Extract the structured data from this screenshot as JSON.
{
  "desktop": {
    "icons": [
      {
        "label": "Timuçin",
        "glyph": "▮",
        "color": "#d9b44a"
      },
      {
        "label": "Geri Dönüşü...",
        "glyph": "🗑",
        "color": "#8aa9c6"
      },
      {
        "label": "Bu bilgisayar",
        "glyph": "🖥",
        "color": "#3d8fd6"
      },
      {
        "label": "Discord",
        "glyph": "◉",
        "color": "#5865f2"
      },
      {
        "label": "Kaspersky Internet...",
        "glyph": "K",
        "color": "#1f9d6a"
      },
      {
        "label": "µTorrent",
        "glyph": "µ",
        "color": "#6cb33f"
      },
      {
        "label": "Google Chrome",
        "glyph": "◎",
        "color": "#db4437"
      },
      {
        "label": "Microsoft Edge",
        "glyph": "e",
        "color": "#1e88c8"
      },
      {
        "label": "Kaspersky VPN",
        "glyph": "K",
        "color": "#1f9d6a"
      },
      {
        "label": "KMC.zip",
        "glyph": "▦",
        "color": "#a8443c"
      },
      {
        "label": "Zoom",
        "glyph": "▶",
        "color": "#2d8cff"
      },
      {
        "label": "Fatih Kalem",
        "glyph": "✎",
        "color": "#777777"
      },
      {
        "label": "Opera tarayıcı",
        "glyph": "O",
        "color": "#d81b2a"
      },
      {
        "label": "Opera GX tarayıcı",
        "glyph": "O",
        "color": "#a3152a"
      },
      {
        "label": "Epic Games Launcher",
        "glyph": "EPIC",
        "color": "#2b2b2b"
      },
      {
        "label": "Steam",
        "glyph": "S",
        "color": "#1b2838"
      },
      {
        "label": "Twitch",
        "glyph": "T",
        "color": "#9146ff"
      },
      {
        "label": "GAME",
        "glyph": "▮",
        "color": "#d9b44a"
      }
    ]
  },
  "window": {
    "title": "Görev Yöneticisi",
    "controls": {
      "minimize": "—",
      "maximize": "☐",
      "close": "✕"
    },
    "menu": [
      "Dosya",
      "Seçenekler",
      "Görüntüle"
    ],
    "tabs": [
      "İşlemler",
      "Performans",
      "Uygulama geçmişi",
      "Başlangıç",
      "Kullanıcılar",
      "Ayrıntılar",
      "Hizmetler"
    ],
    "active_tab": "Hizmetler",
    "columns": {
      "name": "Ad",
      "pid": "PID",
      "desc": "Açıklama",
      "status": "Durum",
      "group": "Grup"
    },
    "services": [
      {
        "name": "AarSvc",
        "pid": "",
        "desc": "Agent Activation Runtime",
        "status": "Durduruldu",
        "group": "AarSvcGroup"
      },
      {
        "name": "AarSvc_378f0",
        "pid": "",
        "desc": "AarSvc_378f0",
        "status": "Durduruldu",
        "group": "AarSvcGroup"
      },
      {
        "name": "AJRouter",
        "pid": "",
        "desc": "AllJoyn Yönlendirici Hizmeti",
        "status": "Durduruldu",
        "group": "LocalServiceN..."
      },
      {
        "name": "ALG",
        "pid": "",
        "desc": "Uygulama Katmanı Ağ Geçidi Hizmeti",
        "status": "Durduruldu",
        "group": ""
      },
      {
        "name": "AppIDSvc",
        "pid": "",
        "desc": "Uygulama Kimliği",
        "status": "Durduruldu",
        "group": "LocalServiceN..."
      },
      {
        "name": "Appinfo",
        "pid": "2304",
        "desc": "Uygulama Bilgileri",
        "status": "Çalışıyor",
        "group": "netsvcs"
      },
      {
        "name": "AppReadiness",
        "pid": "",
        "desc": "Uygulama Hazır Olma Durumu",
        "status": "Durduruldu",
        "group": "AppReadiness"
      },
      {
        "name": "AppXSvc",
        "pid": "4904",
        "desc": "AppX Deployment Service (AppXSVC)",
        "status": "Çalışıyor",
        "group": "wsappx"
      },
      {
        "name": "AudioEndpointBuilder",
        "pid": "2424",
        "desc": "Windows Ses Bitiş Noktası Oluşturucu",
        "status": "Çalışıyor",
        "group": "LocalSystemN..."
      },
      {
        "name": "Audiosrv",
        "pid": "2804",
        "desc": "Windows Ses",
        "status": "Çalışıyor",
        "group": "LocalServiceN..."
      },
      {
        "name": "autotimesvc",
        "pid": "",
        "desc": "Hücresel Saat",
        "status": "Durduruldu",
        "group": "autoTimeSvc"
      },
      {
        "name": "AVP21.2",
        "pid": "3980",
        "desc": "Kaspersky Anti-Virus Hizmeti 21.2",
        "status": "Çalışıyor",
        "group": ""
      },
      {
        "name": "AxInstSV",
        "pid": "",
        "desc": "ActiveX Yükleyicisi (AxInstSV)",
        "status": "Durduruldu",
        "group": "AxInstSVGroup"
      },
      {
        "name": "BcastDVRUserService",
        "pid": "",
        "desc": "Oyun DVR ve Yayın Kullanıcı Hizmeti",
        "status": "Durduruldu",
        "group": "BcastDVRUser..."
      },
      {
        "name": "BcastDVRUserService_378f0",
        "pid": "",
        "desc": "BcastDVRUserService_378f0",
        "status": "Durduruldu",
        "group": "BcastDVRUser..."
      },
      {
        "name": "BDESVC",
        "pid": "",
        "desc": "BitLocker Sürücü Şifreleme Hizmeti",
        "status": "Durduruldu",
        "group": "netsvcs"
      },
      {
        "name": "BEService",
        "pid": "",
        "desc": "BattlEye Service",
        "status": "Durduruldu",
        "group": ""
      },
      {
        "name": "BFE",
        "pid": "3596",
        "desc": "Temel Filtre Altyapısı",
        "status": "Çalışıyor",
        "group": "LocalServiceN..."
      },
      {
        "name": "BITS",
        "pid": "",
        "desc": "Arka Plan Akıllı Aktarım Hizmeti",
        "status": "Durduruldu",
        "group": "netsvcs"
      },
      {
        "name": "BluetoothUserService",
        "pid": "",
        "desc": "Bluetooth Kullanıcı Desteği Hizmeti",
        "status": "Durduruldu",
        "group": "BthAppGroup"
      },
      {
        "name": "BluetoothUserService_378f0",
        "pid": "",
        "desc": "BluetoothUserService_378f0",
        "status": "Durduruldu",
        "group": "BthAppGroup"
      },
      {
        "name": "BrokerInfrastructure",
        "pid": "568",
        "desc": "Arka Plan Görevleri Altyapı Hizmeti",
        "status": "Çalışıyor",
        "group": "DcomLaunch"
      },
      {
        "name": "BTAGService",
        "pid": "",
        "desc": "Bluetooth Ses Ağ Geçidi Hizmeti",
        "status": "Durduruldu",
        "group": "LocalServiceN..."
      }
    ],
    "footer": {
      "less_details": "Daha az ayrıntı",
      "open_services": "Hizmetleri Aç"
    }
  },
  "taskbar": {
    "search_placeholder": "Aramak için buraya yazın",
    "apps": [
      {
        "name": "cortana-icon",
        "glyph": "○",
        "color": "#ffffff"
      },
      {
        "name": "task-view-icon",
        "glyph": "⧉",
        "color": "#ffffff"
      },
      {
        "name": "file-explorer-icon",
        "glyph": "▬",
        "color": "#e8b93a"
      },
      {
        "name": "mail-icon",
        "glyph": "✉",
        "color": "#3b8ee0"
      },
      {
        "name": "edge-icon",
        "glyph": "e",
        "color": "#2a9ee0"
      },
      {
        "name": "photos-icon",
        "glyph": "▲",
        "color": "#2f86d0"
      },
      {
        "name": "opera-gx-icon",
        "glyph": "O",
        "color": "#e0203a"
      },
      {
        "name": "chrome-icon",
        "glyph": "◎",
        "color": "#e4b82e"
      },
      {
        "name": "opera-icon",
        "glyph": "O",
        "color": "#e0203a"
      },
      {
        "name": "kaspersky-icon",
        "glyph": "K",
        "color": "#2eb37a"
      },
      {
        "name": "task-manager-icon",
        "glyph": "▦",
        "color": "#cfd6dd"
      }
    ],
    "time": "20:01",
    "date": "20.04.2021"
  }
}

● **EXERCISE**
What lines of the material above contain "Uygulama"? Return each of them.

● **COMPLETED TASK**
      "Uygulama geçmişi",
        "desc": "Uygulama Katmanı Ağ Geçidi Hizmeti",
        "desc": "Uygulama Kimliği",
        "desc": "Uygulama Bilgileri",
        "desc": "Uygulama Hazır Olma Durumu",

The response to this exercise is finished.